[Source material Boundary: Start]

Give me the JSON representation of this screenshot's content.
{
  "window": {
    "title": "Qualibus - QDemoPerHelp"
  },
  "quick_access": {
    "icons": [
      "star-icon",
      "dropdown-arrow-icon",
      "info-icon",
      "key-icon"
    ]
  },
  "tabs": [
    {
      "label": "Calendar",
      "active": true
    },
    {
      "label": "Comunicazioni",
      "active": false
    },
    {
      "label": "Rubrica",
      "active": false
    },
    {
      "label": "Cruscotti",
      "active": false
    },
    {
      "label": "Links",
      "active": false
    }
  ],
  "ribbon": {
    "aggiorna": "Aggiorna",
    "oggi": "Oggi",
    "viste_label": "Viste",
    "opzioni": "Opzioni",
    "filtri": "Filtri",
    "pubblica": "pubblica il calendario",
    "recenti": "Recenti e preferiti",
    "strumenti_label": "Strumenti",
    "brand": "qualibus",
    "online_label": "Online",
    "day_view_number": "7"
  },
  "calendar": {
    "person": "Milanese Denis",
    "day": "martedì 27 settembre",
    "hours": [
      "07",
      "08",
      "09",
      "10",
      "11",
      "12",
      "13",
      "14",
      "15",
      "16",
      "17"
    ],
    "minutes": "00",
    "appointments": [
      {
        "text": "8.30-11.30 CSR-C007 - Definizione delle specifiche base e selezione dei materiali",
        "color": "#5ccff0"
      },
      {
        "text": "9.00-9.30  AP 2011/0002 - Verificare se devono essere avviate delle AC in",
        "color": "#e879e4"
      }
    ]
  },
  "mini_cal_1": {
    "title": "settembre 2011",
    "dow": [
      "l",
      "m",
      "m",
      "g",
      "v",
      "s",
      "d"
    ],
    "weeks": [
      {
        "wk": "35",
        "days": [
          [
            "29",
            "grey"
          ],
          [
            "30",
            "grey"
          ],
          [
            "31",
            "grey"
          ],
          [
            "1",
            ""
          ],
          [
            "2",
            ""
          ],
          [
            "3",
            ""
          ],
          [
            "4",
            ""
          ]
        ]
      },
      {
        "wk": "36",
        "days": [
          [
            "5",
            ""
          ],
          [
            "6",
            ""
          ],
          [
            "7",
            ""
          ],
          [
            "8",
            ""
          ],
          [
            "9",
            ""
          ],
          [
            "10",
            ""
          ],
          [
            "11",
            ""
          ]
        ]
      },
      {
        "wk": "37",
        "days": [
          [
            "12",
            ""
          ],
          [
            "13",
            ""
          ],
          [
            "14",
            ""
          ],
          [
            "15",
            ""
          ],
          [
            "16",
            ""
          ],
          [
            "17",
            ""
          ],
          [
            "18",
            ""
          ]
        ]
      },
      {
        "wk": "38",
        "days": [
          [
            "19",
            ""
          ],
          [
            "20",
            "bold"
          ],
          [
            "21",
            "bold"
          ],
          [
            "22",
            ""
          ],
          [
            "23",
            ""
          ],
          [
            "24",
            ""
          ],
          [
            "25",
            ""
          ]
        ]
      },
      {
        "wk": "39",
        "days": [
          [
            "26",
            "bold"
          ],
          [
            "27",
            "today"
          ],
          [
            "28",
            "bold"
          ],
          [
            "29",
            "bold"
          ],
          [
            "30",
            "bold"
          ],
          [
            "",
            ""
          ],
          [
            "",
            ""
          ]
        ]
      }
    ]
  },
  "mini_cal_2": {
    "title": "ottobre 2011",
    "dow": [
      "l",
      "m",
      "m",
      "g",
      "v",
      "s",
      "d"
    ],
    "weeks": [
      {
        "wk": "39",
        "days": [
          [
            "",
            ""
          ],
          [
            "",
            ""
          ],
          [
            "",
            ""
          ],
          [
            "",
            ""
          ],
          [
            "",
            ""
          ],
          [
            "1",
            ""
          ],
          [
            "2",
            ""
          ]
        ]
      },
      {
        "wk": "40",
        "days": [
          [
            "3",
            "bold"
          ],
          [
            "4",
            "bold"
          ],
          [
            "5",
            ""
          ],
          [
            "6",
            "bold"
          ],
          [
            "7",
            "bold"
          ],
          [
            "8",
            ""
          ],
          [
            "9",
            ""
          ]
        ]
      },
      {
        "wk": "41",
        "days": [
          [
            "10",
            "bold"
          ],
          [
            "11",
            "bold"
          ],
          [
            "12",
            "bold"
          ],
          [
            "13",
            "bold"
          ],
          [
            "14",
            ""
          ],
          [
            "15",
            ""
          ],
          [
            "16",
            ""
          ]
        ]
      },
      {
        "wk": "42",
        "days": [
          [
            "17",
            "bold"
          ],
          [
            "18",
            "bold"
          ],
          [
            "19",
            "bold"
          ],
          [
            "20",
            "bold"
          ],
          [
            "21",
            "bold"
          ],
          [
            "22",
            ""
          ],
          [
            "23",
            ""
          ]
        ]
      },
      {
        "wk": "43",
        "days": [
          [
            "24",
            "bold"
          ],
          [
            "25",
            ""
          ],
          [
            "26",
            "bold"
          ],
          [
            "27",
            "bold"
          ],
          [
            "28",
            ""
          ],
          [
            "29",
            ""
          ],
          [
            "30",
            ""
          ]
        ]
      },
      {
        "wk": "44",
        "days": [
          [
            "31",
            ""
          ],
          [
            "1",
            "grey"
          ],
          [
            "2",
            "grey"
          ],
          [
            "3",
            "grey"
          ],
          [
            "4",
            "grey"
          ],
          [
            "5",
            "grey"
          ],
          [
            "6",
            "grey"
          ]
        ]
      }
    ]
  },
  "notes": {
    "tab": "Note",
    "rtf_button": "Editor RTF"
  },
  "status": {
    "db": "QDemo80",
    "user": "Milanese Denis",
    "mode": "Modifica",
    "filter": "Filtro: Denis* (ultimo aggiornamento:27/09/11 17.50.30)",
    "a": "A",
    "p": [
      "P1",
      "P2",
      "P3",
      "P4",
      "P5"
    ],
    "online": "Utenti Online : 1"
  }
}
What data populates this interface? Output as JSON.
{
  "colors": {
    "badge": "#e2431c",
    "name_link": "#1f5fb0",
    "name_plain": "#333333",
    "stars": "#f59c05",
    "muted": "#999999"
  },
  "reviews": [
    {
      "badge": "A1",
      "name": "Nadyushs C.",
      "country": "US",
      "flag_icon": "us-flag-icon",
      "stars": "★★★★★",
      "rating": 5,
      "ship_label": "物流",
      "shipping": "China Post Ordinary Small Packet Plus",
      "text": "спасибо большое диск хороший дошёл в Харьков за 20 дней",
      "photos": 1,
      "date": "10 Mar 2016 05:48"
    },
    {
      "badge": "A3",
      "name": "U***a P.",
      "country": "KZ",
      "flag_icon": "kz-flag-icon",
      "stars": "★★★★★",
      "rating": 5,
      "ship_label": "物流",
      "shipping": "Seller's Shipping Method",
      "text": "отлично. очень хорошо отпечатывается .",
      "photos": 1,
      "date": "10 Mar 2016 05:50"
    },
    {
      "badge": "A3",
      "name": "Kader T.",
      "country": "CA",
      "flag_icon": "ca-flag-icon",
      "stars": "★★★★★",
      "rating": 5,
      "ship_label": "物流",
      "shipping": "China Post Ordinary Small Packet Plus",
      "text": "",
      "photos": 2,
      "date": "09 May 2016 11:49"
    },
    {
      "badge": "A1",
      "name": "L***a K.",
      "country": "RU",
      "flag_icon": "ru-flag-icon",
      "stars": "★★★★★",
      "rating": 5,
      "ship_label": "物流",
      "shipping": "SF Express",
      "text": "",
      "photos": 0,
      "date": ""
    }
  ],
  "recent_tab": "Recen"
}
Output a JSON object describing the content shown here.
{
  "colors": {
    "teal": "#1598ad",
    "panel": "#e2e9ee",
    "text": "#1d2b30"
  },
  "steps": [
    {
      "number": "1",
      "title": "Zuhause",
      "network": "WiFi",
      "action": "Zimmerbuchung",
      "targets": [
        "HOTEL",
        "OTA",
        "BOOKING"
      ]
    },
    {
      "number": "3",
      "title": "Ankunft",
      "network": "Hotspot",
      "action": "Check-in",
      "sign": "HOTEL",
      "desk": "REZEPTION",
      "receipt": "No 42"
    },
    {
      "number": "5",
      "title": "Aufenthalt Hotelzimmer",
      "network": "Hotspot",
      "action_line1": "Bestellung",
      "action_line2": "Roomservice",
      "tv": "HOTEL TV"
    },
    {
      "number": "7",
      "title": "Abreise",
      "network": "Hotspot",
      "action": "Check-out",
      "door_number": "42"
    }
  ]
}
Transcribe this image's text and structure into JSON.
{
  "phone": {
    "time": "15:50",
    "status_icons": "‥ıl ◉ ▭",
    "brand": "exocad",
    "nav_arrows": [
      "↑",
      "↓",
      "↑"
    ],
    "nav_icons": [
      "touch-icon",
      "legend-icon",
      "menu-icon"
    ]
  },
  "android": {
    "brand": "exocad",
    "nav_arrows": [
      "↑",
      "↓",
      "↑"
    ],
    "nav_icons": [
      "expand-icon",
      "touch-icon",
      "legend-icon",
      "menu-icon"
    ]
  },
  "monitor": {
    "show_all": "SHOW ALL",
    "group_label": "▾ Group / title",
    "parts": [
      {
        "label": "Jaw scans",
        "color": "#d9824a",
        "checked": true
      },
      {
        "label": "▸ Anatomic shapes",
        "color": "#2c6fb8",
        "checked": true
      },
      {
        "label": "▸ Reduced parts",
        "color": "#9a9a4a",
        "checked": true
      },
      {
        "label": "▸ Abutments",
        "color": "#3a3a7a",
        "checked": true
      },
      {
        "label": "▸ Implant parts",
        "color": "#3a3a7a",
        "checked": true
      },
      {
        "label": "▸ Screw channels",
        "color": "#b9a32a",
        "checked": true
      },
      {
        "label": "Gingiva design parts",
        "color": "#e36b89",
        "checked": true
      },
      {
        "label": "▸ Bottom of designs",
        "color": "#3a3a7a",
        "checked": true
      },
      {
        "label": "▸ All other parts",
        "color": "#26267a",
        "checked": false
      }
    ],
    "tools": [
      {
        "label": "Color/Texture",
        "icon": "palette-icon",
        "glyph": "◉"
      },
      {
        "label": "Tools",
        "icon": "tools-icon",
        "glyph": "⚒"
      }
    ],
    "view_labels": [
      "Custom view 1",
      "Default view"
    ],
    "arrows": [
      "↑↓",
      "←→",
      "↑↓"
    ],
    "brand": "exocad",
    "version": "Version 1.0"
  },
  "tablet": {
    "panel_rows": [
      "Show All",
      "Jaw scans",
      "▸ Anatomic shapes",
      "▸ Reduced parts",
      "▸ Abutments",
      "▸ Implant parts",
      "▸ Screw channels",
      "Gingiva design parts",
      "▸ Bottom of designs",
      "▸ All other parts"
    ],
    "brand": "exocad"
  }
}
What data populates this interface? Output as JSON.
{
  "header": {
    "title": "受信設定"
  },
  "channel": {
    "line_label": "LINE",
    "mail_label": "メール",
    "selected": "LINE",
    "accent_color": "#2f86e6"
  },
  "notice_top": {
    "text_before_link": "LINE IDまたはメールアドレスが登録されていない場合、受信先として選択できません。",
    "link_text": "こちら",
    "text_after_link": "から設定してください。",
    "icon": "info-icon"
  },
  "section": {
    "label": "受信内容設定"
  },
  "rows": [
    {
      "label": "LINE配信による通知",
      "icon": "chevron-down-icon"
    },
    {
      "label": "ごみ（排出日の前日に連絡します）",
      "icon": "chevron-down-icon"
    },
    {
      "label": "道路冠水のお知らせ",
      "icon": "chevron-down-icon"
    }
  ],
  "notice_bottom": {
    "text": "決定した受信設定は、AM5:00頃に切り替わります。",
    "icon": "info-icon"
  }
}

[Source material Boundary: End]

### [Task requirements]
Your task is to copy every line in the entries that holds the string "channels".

### [Written solution]
        "label": "▸ Screw channels",
      "▸ Screw channels",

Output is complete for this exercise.